We hold a miracle of faith in our hands, a relationship with a God who calls us to respond. God, who works with whatever little we have, believes we have enough, that we, as followers of Jesus, are more than enough. With us, and with God, all things are possible.

What has God blessed, broken and given for me to share with all?

Do I sense that I have enough? That I am enough?

—Carla Orlando coordinates Spiritual Direction Services for the Ignatian Spirituality Center in Seattle.

Prayer

Love consists in sharing
what one has
and what one is
with those one loves.

Love is showing itself in deeds
more than in words.

—St. Ignatius of Loyola


Please share the Good Word with your friends!

Welcome to prayloyolamed.org!

At Loyola Medicine, “we also treat the human spirit. ®” Inspired by the vision of St. Ignatius of Loyola, founder of the Jesuits and our namesake, we care for our patients as whole people - body, mind and spirit - and seek to be a healing presence in our communities. Whether you are a patient, family member, clinician, chaplain, or student, we invite you to pray these reflections and prayers with us.



    Connect
with us
   

loyolamedicine.org

Submit a Prayer Request

ARCHIVES

SunMonTueWedThuFriSat
   1234
567891011
12131415161718
19202122232425
2627282930  
       
      1
       
     12
       
1234567
891011121314
15161718192021
2930     
       
    123
25262728   
       
  12345
6789101112
       
   1234
262728    
       
       
       
      1
       

February 15, 2020

St. Claude de la Colombiere, SJ

Mk 8: 1-10

In those days when there was again a great crowd without anything to eat, he called his disciples and said to them, “I have compassion for the crowd, because they have been with me now for three days and have nothing to eat. If I send them away hungry to their homes, they will faint on the way—and some of them have come from a great distance.” 

His disciples replied, “How can one feed these people with bread here in the desert?” He asked them, “How many loaves do you have?” They said, “Seven.” Then he ordered the crowd to sit down on the ground; and he took the seven loaves, and after giving thanks he broke them and gave them to his disciples to distribute; and they distributed them to the crowd. They had also a few small fish; and after blessing them, he ordered that these too should be distributed. 

They ate and were filled; and they took up the broken pieces left over, seven baskets full. Now there were about four thousand people. And he sent them away.
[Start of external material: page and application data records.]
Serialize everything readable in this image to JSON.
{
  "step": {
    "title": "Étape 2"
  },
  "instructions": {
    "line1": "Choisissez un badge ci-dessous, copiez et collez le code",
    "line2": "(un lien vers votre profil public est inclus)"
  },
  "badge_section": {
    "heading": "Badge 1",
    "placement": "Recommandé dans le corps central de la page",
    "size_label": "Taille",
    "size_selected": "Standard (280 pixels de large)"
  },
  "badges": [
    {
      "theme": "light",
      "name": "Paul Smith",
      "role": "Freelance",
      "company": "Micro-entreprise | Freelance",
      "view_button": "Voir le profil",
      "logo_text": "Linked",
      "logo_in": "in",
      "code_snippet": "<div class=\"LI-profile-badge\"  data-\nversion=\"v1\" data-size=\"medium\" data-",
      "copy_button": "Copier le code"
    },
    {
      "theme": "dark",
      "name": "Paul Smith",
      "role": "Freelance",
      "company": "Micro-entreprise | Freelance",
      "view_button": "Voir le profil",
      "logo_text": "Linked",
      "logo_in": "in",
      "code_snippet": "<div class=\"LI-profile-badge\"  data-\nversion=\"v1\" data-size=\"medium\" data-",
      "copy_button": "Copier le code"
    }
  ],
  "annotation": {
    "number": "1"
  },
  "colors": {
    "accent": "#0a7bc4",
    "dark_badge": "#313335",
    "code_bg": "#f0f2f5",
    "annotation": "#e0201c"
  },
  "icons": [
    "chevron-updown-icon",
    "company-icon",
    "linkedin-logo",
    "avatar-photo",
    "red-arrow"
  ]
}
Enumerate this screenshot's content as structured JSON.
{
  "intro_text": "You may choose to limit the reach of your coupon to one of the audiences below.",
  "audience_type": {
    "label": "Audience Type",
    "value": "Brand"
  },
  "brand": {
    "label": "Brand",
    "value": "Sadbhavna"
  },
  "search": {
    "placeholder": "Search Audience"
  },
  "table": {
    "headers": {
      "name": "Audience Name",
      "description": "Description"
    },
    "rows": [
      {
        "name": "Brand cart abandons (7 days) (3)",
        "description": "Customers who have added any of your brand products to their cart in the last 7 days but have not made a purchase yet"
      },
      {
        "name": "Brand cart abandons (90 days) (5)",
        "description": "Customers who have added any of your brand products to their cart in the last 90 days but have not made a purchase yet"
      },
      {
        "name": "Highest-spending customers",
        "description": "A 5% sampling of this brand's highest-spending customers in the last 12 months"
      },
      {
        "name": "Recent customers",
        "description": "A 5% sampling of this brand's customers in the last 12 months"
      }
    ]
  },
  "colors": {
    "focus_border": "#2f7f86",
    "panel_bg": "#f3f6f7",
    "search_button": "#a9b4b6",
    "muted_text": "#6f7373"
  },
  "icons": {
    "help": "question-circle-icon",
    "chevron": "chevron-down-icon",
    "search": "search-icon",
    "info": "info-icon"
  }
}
And immediately he got into the boat with his disciples and went to the district of Dalmanutha.

New Revised Standard Version, copyright 1989, by the National Council of the Churches of Christ in the United States of America. Used by permission. All rights reserved. USCCB approved.

Working with whatever little we have

It’s easy to imagine this scene: being in the hungry, approaching crowd, feeling famished and needing new life; or feeling like one of the bewildered disciples, doubting and questioning what Jesus wants to do.  

The disciples respond to Jesus in their timeless, disciple-like way: “How?” Can one feed 4,000 with seven loaves and a few fish? Their answer is clear and they see it: there are too many people and they don’t have enough.

This is a miracle story. Not a magic, hocus-pocus miracle but a relationship-response miracle. It’s a miracle story about our faith, something we can’t always see or believe: our faith in God and God’s faith in us.

We hold a miracle of faith in our hands, a relationship with a God who calls us to respond. God, who works with whatever little we have, believes we have enough, that we, as followers of Jesus, are more than enough. With us, and with God, all things are possible.

What has God blessed, broken and given for me to share with all?

Do I sense that I have enough? That I am enough?

—Carla Orlando coordinates Spiritual Direction Services for the Ignatian Spirituality Center in Seattle.

Prayer

Love consists in sharing
what one has
and what one is
with those one loves.

Love is showing itself in deeds
more than in words.

—St. Ignatius of Loyola


Please share the Good Word with your friends!